Saturday, 9 May 2009

Markets 4-8 May 2009

A good week on the markets as confidence begins to return.

FTSE: 4462.09 (up 218.87 or 5.2%)
DOW: 8574.65 (up 362.24 or 4.4%)
£: $1.5230 (up 3.19¢ or 2.1%)
£: €1.168 (down 0.71¢ or 0.6%)
Oil: $58.19 (up $5.77 or 11.0%)
Oil: £38.21 (up £3.05 or 8.7%)
Oil: €42.67 (up €3.16 or 8.0%)
Gold: $907 (up $22.5 or 2.5%)
Gold: £595.64 (up £2.35 or 0.4%)
Gold: €665.09 (down €1.59 or 0.2%)

Big increase in the price of oil (sign of confidence), in the UK stock market (given that, in dollar terms it went up almost 7.5%) and several other indicators of economic well-being.

Despite this, you cannot say the worst is over. A similar rally occured in 1931. Only time will tell when this is over, but last week was 4th in a row where the FTSE rose, and the 8th in 9. Fear is passing, perhaps giving the current market levels a better scale of realism, as the "panic" of February seems to pass. Of course, come June, we might find a different story.

Thursday, 7 May 2009

ECB still throwing stones

Imagine this crisis as a plane bombing the global village (which here is represented by an actual village). It approached the US first (I guess their house overlooks the town from the side from which the bomber approached, but that isn't important), and they threw everything they could at the situation, starting with dramatic cuts in interest rates (from 4.75% in September 2007 to 0-0.25% in December 2008, where it has remained ever since). It is not zero precisely due to technical difficulties with maintaining rates at that value (what they set is a target rate). They have since bailed out the banks (TARP, TALF and various other programs) culminating (or perhaps not) with the stress tests that most of the leading banks passed, according to reports today.

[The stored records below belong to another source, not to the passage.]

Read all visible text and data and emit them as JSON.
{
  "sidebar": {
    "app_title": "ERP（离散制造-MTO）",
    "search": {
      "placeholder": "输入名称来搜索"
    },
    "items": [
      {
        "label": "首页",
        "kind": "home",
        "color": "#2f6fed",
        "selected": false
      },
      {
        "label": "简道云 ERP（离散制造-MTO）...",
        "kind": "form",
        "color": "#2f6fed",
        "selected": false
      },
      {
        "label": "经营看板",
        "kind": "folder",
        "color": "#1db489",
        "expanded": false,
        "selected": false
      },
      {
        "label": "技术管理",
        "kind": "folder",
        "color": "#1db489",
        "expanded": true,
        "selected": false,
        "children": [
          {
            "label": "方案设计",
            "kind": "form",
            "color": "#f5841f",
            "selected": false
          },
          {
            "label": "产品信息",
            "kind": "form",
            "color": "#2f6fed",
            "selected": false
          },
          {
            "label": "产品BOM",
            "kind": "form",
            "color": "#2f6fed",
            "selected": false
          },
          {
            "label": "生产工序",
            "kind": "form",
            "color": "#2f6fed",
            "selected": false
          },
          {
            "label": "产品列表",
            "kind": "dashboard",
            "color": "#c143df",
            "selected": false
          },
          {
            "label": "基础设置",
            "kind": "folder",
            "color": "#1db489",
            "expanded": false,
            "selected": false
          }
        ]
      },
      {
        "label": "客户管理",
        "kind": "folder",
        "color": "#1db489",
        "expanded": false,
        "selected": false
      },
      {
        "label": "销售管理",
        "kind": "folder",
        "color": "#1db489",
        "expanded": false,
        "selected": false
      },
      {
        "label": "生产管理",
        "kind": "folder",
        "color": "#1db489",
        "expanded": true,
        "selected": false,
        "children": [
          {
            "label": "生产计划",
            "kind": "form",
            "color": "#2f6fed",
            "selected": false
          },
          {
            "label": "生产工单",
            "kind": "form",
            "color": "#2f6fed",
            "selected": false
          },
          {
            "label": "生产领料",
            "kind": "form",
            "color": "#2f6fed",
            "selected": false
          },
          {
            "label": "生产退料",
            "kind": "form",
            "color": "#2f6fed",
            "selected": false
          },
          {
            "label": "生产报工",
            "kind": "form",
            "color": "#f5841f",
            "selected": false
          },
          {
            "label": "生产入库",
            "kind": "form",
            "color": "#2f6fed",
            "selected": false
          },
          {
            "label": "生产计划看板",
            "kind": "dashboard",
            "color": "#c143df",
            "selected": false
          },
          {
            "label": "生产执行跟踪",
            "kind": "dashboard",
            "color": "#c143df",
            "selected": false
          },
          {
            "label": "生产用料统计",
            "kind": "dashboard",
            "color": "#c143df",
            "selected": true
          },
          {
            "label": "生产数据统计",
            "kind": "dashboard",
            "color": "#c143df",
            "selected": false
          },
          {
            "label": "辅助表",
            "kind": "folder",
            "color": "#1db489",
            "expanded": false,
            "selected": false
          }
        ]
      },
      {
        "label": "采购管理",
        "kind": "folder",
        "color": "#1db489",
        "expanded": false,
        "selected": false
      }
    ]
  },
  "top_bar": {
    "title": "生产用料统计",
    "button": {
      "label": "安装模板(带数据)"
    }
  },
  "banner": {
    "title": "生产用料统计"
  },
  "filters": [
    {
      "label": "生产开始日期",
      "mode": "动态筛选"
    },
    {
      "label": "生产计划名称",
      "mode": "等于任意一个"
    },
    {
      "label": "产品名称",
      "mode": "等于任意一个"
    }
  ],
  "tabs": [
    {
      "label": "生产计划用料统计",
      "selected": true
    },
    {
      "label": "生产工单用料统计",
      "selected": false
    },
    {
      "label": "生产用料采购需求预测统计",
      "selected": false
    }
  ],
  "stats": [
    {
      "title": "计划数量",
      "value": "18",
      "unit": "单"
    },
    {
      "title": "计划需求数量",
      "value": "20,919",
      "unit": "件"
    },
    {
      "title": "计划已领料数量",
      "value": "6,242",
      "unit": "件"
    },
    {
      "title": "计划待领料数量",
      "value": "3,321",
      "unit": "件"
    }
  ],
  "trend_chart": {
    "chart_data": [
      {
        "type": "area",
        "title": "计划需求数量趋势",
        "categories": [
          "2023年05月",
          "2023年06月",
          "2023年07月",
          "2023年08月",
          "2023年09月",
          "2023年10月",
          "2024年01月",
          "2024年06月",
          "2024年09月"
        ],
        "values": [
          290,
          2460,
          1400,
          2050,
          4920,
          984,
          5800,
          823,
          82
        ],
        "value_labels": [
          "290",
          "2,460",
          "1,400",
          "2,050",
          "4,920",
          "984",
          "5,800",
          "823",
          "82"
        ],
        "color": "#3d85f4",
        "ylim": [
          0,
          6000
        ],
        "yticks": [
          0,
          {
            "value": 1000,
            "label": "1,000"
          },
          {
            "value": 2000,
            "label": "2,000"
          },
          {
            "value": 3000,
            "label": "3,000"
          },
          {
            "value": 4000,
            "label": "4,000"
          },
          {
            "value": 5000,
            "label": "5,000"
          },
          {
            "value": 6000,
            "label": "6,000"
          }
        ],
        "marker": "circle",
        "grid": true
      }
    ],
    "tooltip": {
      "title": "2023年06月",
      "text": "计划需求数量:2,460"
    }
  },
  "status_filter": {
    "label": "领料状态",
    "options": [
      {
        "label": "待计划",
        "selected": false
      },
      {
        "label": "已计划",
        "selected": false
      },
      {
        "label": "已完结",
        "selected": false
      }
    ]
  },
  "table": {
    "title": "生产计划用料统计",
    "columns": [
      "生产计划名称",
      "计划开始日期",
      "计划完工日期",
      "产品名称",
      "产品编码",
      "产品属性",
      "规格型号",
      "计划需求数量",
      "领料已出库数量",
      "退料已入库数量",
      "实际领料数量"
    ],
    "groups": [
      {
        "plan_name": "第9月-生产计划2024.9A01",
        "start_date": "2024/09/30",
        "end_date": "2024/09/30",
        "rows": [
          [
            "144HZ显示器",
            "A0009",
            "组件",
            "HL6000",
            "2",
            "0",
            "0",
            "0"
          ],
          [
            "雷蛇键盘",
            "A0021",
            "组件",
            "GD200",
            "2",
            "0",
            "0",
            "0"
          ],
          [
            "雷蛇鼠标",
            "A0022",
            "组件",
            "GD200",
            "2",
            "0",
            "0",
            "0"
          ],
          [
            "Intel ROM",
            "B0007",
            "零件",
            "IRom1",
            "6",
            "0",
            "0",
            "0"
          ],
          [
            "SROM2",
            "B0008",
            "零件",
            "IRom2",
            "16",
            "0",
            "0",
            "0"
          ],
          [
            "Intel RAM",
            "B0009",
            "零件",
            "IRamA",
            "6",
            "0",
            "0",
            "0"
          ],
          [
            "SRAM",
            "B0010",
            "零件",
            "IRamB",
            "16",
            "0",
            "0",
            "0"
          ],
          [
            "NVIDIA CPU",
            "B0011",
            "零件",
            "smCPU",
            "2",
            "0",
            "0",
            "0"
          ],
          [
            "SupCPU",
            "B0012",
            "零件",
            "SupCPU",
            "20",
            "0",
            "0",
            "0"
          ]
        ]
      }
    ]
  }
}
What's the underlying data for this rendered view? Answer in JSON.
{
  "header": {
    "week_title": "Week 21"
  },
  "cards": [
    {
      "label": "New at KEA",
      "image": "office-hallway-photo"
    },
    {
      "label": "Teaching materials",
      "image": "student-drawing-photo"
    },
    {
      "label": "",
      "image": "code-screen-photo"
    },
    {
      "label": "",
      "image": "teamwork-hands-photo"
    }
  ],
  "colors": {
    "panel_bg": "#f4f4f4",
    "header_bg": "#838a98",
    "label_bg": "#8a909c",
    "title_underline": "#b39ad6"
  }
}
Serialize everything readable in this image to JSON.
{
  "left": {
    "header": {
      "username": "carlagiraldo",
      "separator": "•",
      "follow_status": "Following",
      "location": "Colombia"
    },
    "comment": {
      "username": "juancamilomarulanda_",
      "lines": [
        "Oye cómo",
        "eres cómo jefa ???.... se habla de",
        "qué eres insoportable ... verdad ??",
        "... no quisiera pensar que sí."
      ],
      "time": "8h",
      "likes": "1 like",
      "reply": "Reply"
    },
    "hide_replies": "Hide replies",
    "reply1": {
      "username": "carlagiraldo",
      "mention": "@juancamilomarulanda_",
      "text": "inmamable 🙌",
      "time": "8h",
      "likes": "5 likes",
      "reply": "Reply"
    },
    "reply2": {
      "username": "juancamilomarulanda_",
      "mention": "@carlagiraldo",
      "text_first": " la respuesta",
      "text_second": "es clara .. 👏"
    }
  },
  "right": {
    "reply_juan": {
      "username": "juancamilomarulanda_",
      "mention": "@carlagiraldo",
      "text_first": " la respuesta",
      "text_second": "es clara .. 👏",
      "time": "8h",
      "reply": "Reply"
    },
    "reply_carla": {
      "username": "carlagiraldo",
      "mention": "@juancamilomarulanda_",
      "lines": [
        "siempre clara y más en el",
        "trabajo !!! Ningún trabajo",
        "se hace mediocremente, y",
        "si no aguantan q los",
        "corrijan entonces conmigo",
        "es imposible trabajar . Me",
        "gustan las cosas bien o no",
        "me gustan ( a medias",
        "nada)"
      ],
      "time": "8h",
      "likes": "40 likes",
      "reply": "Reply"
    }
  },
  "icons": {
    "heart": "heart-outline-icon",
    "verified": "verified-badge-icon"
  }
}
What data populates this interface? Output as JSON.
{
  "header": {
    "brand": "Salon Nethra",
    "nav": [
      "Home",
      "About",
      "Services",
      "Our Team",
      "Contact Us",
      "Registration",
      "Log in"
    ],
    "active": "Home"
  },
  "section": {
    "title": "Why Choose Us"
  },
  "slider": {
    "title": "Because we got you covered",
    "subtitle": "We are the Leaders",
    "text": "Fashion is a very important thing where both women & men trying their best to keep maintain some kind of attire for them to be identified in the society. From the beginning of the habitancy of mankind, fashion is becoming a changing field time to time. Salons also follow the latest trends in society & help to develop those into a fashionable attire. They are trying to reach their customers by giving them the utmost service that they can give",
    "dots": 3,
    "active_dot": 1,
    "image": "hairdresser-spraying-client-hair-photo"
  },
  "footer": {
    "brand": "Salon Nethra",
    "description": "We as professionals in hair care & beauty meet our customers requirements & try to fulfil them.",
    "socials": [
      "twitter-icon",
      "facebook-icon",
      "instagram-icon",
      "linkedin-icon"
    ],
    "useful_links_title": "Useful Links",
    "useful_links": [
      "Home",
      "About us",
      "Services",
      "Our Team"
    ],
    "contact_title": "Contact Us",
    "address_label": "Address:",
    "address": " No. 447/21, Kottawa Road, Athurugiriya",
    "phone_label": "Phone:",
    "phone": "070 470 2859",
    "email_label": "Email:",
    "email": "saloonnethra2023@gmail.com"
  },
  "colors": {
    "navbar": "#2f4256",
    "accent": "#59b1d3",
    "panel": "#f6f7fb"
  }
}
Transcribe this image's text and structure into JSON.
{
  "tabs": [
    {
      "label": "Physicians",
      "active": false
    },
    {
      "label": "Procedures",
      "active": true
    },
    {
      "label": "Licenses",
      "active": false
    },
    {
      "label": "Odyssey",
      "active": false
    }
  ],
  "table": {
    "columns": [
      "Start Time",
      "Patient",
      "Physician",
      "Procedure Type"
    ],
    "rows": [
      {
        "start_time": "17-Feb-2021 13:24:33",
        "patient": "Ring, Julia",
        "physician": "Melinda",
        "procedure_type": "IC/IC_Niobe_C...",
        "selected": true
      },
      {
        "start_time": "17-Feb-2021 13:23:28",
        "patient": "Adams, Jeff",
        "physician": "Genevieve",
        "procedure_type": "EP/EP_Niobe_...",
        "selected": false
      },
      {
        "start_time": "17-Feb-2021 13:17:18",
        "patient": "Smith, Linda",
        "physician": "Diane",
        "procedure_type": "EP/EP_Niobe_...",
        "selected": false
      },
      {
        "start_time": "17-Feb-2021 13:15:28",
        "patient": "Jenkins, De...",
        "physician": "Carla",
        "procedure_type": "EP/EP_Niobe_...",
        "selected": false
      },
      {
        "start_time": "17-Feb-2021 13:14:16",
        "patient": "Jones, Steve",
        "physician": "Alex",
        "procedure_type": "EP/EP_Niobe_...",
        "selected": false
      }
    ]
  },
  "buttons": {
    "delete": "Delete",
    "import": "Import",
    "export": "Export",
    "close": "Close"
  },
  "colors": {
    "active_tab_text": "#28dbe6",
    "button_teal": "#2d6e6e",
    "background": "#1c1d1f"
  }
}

They also had a massive stimulus bill in their budget, acting as a boost the economy. This, in my metaphor, amounts to firing every available anti-aircraft weaponry at the plane.

In Britain, we were slower to acknowledge the threat. In July 2007 rates were raised to 5.75% and only started dropping in December 2007, finally reaching 0.5% in March 2009. We lead the way on "saving the world........'s banks" and also had a "stimulative" budget, running a whopping 12% deficit for two years. This amounts to using all available anti-aircraft weaponry, except starting with lower stocks. Consider also that Gordon Brown did much of the shouting about the peril we were all in.

In Europe, they are still throwing stones. The ECB started cutting rates in October 2008 from 4.25% and are STILL cutting, and in a position to cut rates. Today they went from 1.25% to 1%. Given that European economies are suffering every bit as much as British and American ones, it beggars belief that the ECB hasn't done more, sooner. Euro-zone governments have been less forthcoming in their stimulus packages too, although in Ireland's case it is because potential lenders won't give them any money. They must be assuming that the Americans, Brits or possibly the Japanese, Chinese or others will shoot this plane down for them. Put simply, they aren't doing their bit to help defend us all from a decade of penury.

Tuesday, 5 May 2009

Cameron campaigns for BNP

Cameron urges 'vote for change'
"enough is enough"; tell Gordon Brown "what you think of him"; "letting our politics descend into a quagmire" and a few other incendiary quotes are listed in the BBC article.
Audio is available here

Monday, 4 May 2009

Why printing money doesn't necessarily cause inflation

Paul Krugman, most recent Nobel laureate for Economics, shows on his blog a lesson from Japan on how increasing the money supply, even by very large amounts WILL NOT CAUSE INFLATION IN A LIQUIDITY TRAP. The key graph I'll include below.

Whilst during a period of inflation, such a monetary expansion would have made things much worse, in a situation like Japan's since 1990, or the Western world's since last summer, it is all you can do to prevent massive, destructive deflation.

As ever, the Onion knows the way forward

Nation Ready To Be Lied To About Economy Again

Includes such gems as:
"[A]n overwhelming majority of citizens said they believe that, during these
extremely uncertain times, our leaders have a responsibility to come
sit the American people down, and lie through their teeth about
everything from
misappropriations of taxpayer dollars to the severity of the
credit crisis."

""Please, treat me like a child. Treat me like a five-year-old," Sacramento
resident David Cooke, 64, wrote in a letter to Congress."

This will almost certainly be quoted by other, more respected Economist bloggers. I'll edit this post to link to them, then.

Sunday, 3 May 2009

Toxic assets

Sorry, but it had to be done.